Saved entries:
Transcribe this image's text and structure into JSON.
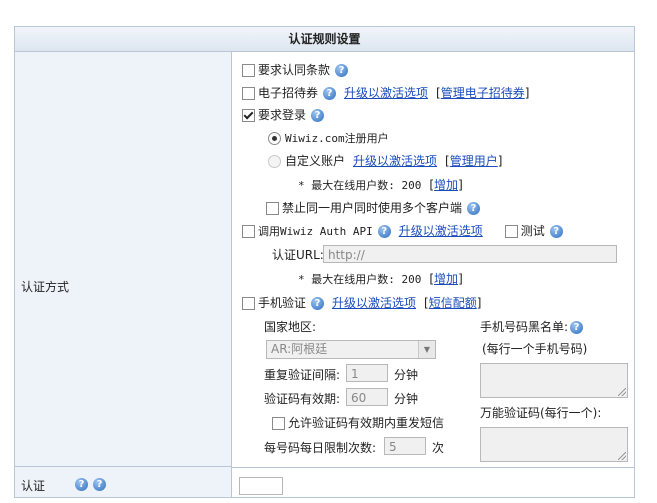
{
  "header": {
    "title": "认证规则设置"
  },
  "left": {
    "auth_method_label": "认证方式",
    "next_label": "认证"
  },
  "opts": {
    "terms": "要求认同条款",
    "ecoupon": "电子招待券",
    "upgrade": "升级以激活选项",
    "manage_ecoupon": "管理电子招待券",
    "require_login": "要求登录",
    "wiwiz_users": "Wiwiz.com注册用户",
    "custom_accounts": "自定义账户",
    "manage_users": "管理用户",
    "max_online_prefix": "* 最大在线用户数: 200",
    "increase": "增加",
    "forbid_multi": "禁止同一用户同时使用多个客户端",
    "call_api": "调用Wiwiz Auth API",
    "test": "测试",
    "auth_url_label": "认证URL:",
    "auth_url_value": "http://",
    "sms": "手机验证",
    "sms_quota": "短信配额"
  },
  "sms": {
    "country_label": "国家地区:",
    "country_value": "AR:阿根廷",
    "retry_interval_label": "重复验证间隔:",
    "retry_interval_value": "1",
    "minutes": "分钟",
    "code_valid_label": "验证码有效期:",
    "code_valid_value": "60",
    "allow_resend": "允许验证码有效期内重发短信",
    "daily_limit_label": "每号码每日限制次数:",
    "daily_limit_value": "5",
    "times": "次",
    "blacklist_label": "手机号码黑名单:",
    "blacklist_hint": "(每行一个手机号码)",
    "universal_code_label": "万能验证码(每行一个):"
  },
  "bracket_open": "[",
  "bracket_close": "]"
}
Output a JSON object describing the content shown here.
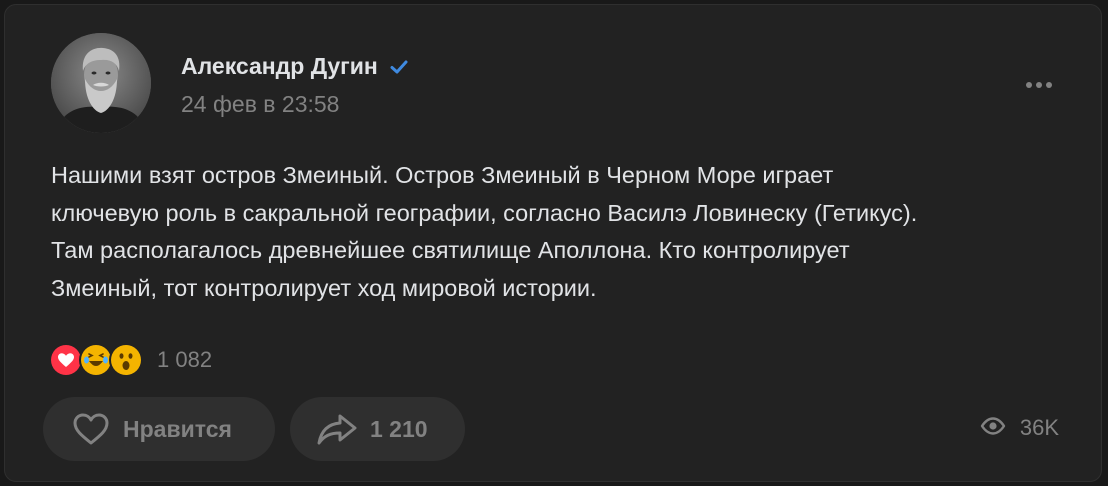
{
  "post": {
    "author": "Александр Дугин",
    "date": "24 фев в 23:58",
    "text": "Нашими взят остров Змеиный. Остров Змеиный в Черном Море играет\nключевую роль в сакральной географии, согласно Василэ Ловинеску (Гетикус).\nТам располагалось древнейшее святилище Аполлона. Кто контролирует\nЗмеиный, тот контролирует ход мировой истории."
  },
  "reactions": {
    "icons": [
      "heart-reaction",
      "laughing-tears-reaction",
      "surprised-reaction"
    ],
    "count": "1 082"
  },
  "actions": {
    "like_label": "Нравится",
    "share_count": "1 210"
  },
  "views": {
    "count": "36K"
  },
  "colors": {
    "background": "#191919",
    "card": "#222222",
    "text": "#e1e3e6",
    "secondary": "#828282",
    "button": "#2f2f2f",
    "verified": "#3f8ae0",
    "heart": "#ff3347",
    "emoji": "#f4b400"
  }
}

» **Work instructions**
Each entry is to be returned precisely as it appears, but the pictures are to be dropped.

» **Solution for this problem**
Transcribe this image's text and structure into JSON.
{
  "header": {
    "title": "认证规则设置"
  },
  "left": {
    "auth_method_label": "认证方式",
    "next_label": "认证"
  },
  "opts": {
    "terms": "要求认同条款",
    "ecoupon": "电子招待券",
    "upgrade": "升级以激活选项",
    "manage_ecoupon": "管理电子招待券",
    "require_login": "要求登录",
    "wiwiz_users": "Wiwiz.com注册用户",
    "custom_accounts": "自定义账户",
    "manage_users": "管理用户",
    "max_online_prefix": "* 最大在线用户数: 200",
    "increase": "增加",
    "forbid_multi": "禁止同一用户同时使用多个客户端",
    "call_api": "调用Wiwiz Auth API",
    "test": "测试",
    "auth_url_label": "认证URL:",
    "auth_url_value": "http://",
    "sms": "手机验证",
    "sms_quota": "短信配额"
  },
  "sms": {
    "country_label": "国家地区:",
    "country_value": "AR:阿根廷",
    "retry_interval_label": "重复验证间隔:",
    "retry_interval_value": "1",
    "minutes": "分钟",
    "code_valid_label": "验证码有效期:",
    "code_valid_value": "60",
    "allow_resend": "允许验证码有效期内重发短信",
    "daily_limit_label": "每号码每日限制次数:",
    "daily_limit_value": "5",
    "times": "次",
    "blacklist_label": "手机号码黑名单:",
    "blacklist_hint": "(每行一个手机号码)",
    "universal_code_label": "万能验证码(每行一个):"
  },
  "bracket_open": "[",
  "bracket_close": "]"
}
Output a JSON object describing the content shown here.
{
  "post": {
    "author": "Александр Дугин",
    "date": "24 фев в 23:58",
    "text": "Нашими взят остров Змеиный. Остров Змеиный в Черном Море играет\nключевую роль в сакральной географии, согласно Василэ Ловинеску (Гетикус).\nТам располагалось древнейшее святилище Аполлона. Кто контролирует\nЗмеиный, тот контролирует ход мировой истории."
  },
  "reactions": {
    "icons": [
      "heart-reaction",
      "laughing-tears-reaction",
      "surprised-reaction"
    ],
    "count": "1 082"
  },
  "actions": {
    "like_label": "Нравится",
    "share_count": "1 210"
  },
  "views": {
    "count": "36K"
  },
  "colors": {
    "background": "#191919",
    "card": "#222222",
    "text": "#e1e3e6",
    "secondary": "#828282",
    "button": "#2f2f2f",
    "verified": "#3f8ae0",
    "heart": "#ff3347",
    "emoji": "#f4b400"
  }
}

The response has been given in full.